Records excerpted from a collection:

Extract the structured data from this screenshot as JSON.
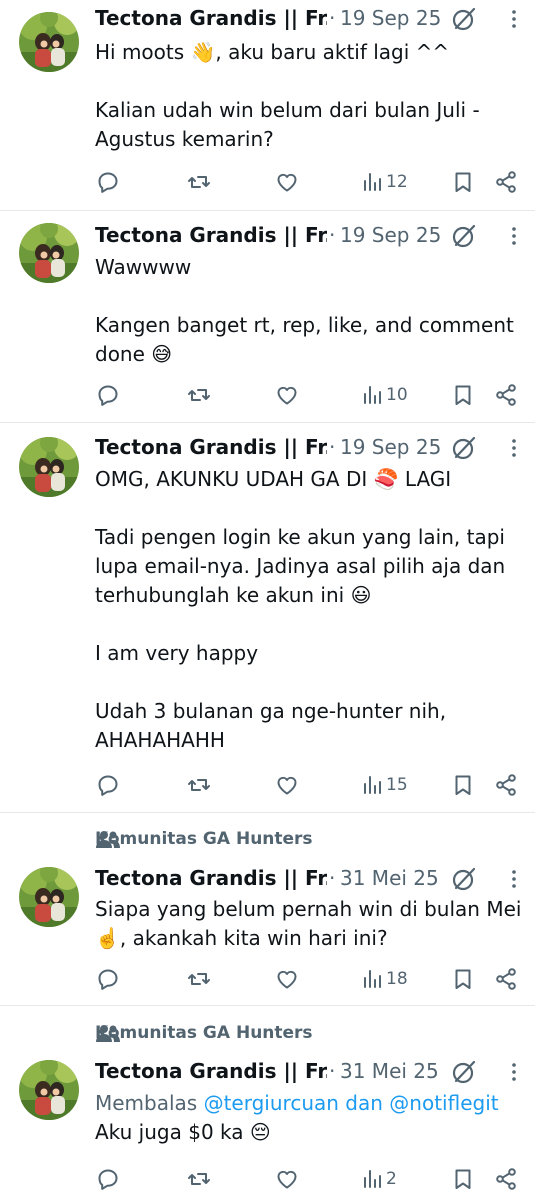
{
  "colors": {
    "text": "#0f1419",
    "muted": "#536471",
    "link": "#1d9bf0",
    "divider": "#e6e9ec"
  },
  "tweets": [
    {
      "author": "Tectona Grandis || Fr...",
      "date": "19 Sep 25",
      "lines": [
        "Hi moots 👋, aku baru aktif lagi ^^",
        "",
        "Kalian udah win belum dari bulan Juli -",
        "Agustus kemarin?"
      ],
      "views": "12"
    },
    {
      "author": "Tectona Grandis || Fr...",
      "date": "19 Sep 25",
      "lines": [
        "Wawwww",
        "",
        "Kangen banget rt, rep, like, and comment",
        "done 😅"
      ],
      "views": "10"
    },
    {
      "author": "Tectona Grandis || Fr...",
      "date": "19 Sep 25",
      "lines": [
        "OMG, AKUNKU UDAH GA DI 🍣 LAGI",
        "",
        "Tadi pengen login ke akun yang lain, tapi",
        "lupa email-nya. Jadinya asal pilih aja dan",
        "terhubunglah ke akun ini 😃",
        "",
        "I am very happy",
        "",
        "Udah 3 bulanan ga nge-hunter nih,",
        "AHAHAHAHH"
      ],
      "views": "15"
    },
    {
      "community": "Komunitas GA Hunters",
      "author": "Tectona Grandis || Fr...",
      "date": "31 Mei 25",
      "lines": [
        "Siapa yang belum pernah win di bulan Mei",
        "☝️, akankah kita win hari ini?"
      ],
      "views": "18"
    },
    {
      "community": "Komunitas GA Hunters",
      "author": "Tectona Grandis || Fr...",
      "date": "31 Mei 25",
      "replying": {
        "prefix": "Membalas",
        "user1": "@tergiurcuan",
        "joiner": "dan",
        "user2": "@notiflegit"
      },
      "lines": [
        "Aku juga $0 ka 😔"
      ],
      "views": "2"
    }
  ]
}
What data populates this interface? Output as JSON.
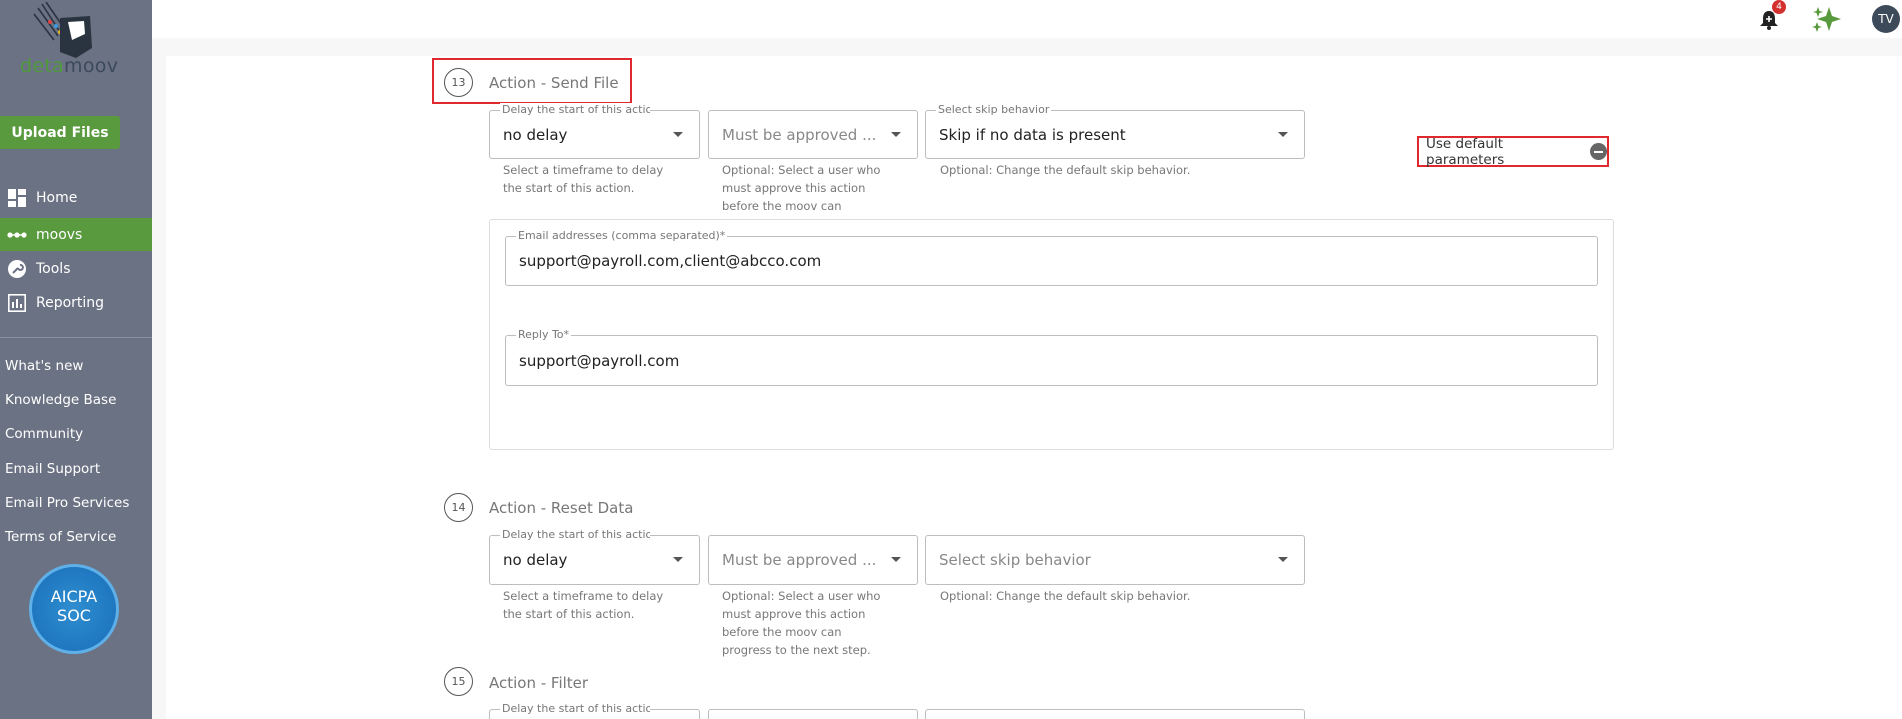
{
  "sidebar": {
    "logo_text_a": "deta",
    "logo_text_b": "moov",
    "upload_label": "Upload Files",
    "nav": [
      {
        "label": "Home",
        "icon": "dashboard-icon"
      },
      {
        "label": "moovs",
        "icon": "moovs-dots-icon"
      },
      {
        "label": "Tools",
        "icon": "wrench-icon"
      },
      {
        "label": "Reporting",
        "icon": "bar-chart-icon"
      }
    ],
    "links": [
      "What's new",
      "Knowledge Base",
      "Community",
      "Email Support",
      "Email Pro Services",
      "Terms of Service"
    ],
    "badge": {
      "line1": "AICPA",
      "line2": "SOC"
    }
  },
  "topbar": {
    "notification_count": "4",
    "avatar_initials": "TV"
  },
  "colors": {
    "accent": "#5a9a3f",
    "sidebar": "#6b7283",
    "highlight": "#e0282f"
  },
  "defaults": {
    "label": "Use default parameters"
  },
  "steps": [
    {
      "num": "13",
      "title": "Action - Send File",
      "delay_label": "Delay the start of this action",
      "delay_value": "no delay",
      "delay_helper": [
        "Select a timeframe to delay",
        "the start of this action."
      ],
      "approve_placeholder": "Must be approved ...",
      "approve_helper": [
        "Optional: Select a user who",
        "must approve this action",
        "before the moov can"
      ],
      "skip_label": "Select skip behavior",
      "skip_value": "Skip if no data is present",
      "skip_helper": "Optional: Change the default skip behavior.",
      "email_label": "Email addresses (comma separated)*",
      "email_value": "support@payroll.com,client@abcco.com",
      "reply_label": "Reply To*",
      "reply_value": "support@payroll.com"
    },
    {
      "num": "14",
      "title": "Action - Reset Data",
      "delay_label": "Delay the start of this action",
      "delay_value": "no delay",
      "delay_helper": [
        "Select a timeframe to delay",
        "the start of this action."
      ],
      "approve_placeholder": "Must be approved ...",
      "approve_helper": [
        "Optional: Select a user who",
        "must approve this action",
        "before the moov can",
        "progress to the next step."
      ],
      "skip_placeholder": "Select skip behavior",
      "skip_helper": "Optional: Change the default skip behavior."
    },
    {
      "num": "15",
      "title": "Action - Filter",
      "delay_label": "Delay the start of this action"
    }
  ]
}
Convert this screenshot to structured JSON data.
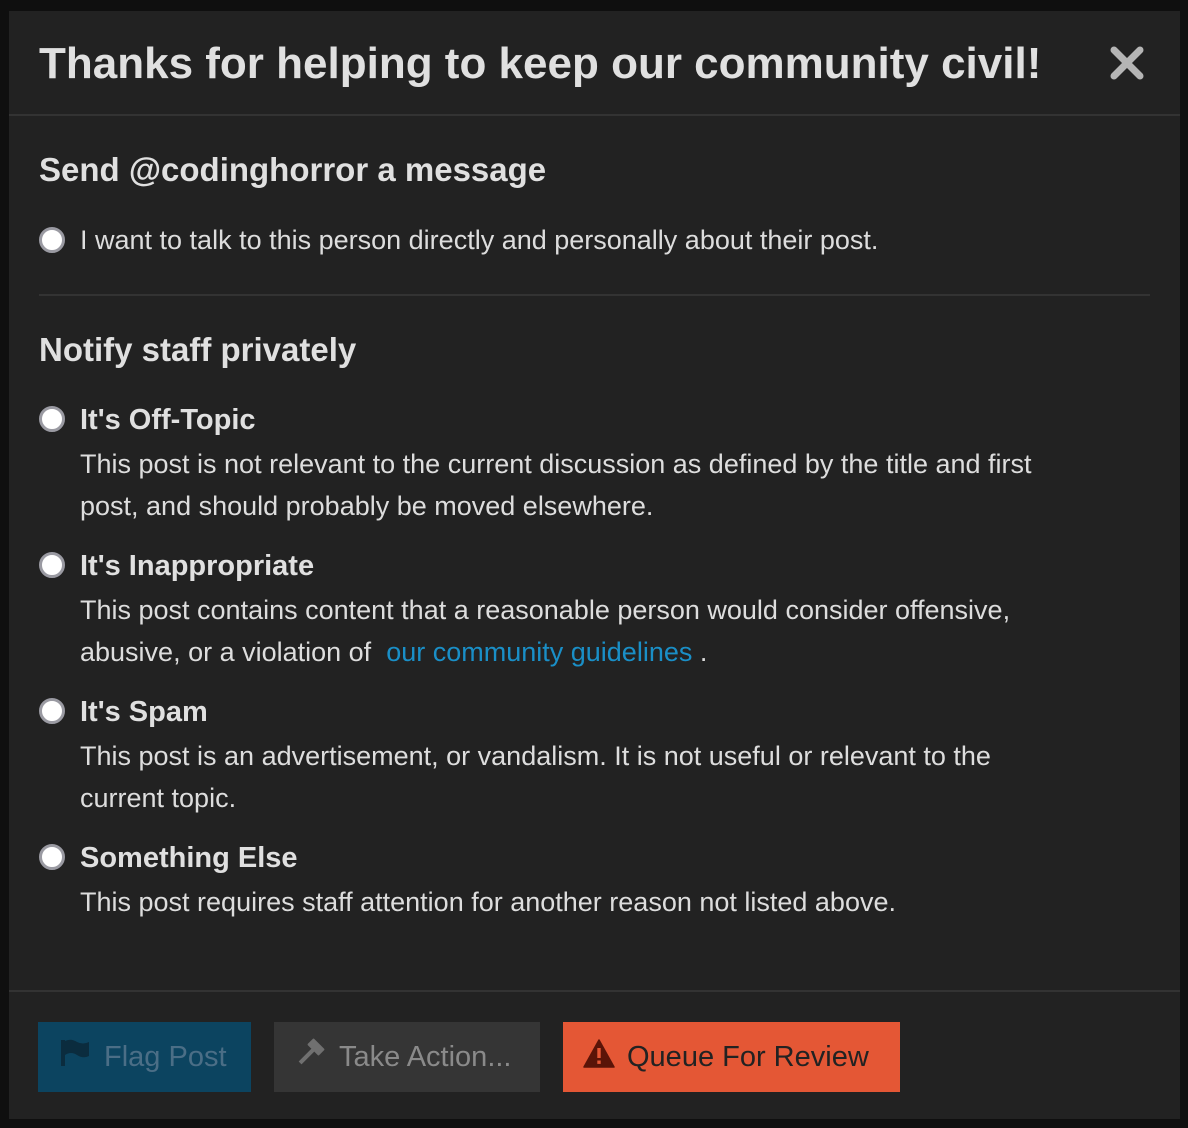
{
  "modal": {
    "title": "Thanks for helping to keep our community civil!",
    "close_icon": "close-icon"
  },
  "message_section": {
    "title": "Send @codinghorror a message",
    "option_text": "I want to talk to this person directly and personally about their post."
  },
  "staff_section": {
    "title": "Notify staff privately",
    "options": [
      {
        "label": "It's Off-Topic",
        "description": "This post is not relevant to the current discussion as defined by the title and first post, and should probably be moved elsewhere."
      },
      {
        "label": "It's Inappropriate",
        "description": "This post contains content that a reasonable person would consider offensive, abusive, or a violation of",
        "link_text": "our community guidelines",
        "description_end": "."
      },
      {
        "label": "It's Spam",
        "description": "This post is an advertisement, or vandalism. It is not useful or relevant to the current topic."
      },
      {
        "label": "Something Else",
        "description": "This post requires staff attention for another reason not listed above."
      }
    ]
  },
  "footer": {
    "flag_post_label": "Flag Post",
    "take_action_label": "Take Action...",
    "queue_review_label": "Queue For Review"
  },
  "icons": {
    "flag": "flag-icon",
    "gavel": "gavel-icon",
    "warning": "warning-icon"
  },
  "colors": {
    "modal_bg": "#222222",
    "link": "#1a8fc7",
    "flag_button_bg": "#0c4460",
    "take_action_bg": "#353535",
    "queue_button_bg": "#e45735"
  }
}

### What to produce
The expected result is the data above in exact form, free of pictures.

### Solution to this exercise
Extract the structured data from this screenshot as JSON.
{
  "colors": {
    "text": "#0f1419",
    "muted": "#536471",
    "link": "#1d9bf0",
    "divider": "#e6e9ec"
  },
  "tweets": [
    {
      "author": "Tectona Grandis || Fr...",
      "date": "19 Sep 25",
      "lines": [
        "Hi moots 👋, aku baru aktif lagi ^^",
        "",
        "Kalian udah win belum dari bulan Juli -",
        "Agustus kemarin?"
      ],
      "views": "12"
    },
    {
      "author": "Tectona Grandis || Fr...",
      "date": "19 Sep 25",
      "lines": [
        "Wawwww",
        "",
        "Kangen banget rt, rep, like, and comment",
        "done 😅"
      ],
      "views": "10"
    },
    {
      "author": "Tectona Grandis || Fr...",
      "date": "19 Sep 25",
      "lines": [
        "OMG, AKUNKU UDAH GA DI 🍣 LAGI",
        "",
        "Tadi pengen login ke akun yang lain, tapi",
        "lupa email-nya. Jadinya asal pilih aja dan",
        "terhubunglah ke akun ini 😃",
        "",
        "I am very happy",
        "",
        "Udah 3 bulanan ga nge-hunter nih,",
        "AHAHAHAHH"
      ],
      "views": "15"
    },
    {
      "community": "Komunitas GA Hunters",
      "author": "Tectona Grandis || Fr...",
      "date": "31 Mei 25",
      "lines": [
        "Siapa yang belum pernah win di bulan Mei",
        "☝️, akankah kita win hari ini?"
      ],
      "views": "18"
    },
    {
      "community": "Komunitas GA Hunters",
      "author": "Tectona Grandis || Fr...",
      "date": "31 Mei 25",
      "replying": {
        "prefix": "Membalas",
        "user1": "@tergiurcuan",
        "joiner": "dan",
        "user2": "@notiflegit"
      },
      "lines": [
        "Aku juga $0 ka 😔"
      ],
      "views": "2"
    }
  ]
}
What data populates this interface? Output as JSON.
{
  "sidebar": {
    "logo_text_a": "deta",
    "logo_text_b": "moov",
    "upload_label": "Upload Files",
    "nav": [
      {
        "label": "Home",
        "icon": "dashboard-icon"
      },
      {
        "label": "moovs",
        "icon": "moovs-dots-icon"
      },
      {
        "label": "Tools",
        "icon": "wrench-icon"
      },
      {
        "label": "Reporting",
        "icon": "bar-chart-icon"
      }
    ],
    "links": [
      "What's new",
      "Knowledge Base",
      "Community",
      "Email Support",
      "Email Pro Services",
      "Terms of Service"
    ],
    "badge": {
      "line1": "AICPA",
      "line2": "SOC"
    }
  },
  "topbar": {
    "notification_count": "4",
    "avatar_initials": "TV"
  },
  "colors": {
    "accent": "#5a9a3f",
    "sidebar": "#6b7283",
    "highlight": "#e0282f"
  },
  "defaults": {
    "label": "Use default parameters"
  },
  "steps": [
    {
      "num": "13",
      "title": "Action - Send File",
      "delay_label": "Delay the start of this action",
      "delay_value": "no delay",
      "delay_helper": [
        "Select a timeframe to delay",
        "the start of this action."
      ],
      "approve_placeholder": "Must be approved ...",
      "approve_helper": [
        "Optional: Select a user who",
        "must approve this action",
        "before the moov can"
      ],
      "skip_label": "Select skip behavior",
      "skip_value": "Skip if no data is present",
      "skip_helper": "Optional: Change the default skip behavior.",
      "email_label": "Email addresses (comma separated)*",
      "email_value": "support@payroll.com,client@abcco.com",
      "reply_label": "Reply To*",
      "reply_value": "support@payroll.com"
    },
    {
      "num": "14",
      "title": "Action - Reset Data",
      "delay_label": "Delay the start of this action",
      "delay_value": "no delay",
      "delay_helper": [
        "Select a timeframe to delay",
        "the start of this action."
      ],
      "approve_placeholder": "Must be approved ...",
      "approve_helper": [
        "Optional: Select a user who",
        "must approve this action",
        "before the moov can",
        "progress to the next step."
      ],
      "skip_placeholder": "Select skip behavior",
      "skip_helper": "Optional: Change the default skip behavior."
    },
    {
      "num": "15",
      "title": "Action - Filter",
      "delay_label": "Delay the start of this action"
    }
  ]
}
Convert this screenshot to structured JSON data.
{
  "modal": {
    "title": "Thanks for helping to keep our community civil!",
    "close_icon": "close-icon"
  },
  "message_section": {
    "title": "Send @codinghorror a message",
    "option_text": "I want to talk to this person directly and personally about their post."
  },
  "staff_section": {
    "title": "Notify staff privately",
    "options": [
      {
        "label": "It's Off-Topic",
        "description": "This post is not relevant to the current discussion as defined by the title and first post, and should probably be moved elsewhere."
      },
      {
        "label": "It's Inappropriate",
        "description": "This post contains content that a reasonable person would consider offensive, abusive, or a violation of",
        "link_text": "our community guidelines",
        "description_end": "."
      },
      {
        "label": "It's Spam",
        "description": "This post is an advertisement, or vandalism. It is not useful or relevant to the current topic."
      },
      {
        "label": "Something Else",
        "description": "This post requires staff attention for another reason not listed above."
      }
    ]
  },
  "footer": {
    "flag_post_label": "Flag Post",
    "take_action_label": "Take Action...",
    "queue_review_label": "Queue For Review"
  },
  "icons": {
    "flag": "flag-icon",
    "gavel": "gavel-icon",
    "warning": "warning-icon"
  },
  "colors": {
    "modal_bg": "#222222",
    "link": "#1a8fc7",
    "flag_button_bg": "#0c4460",
    "take_action_bg": "#353535",
    "queue_button_bg": "#e45735"
  }
}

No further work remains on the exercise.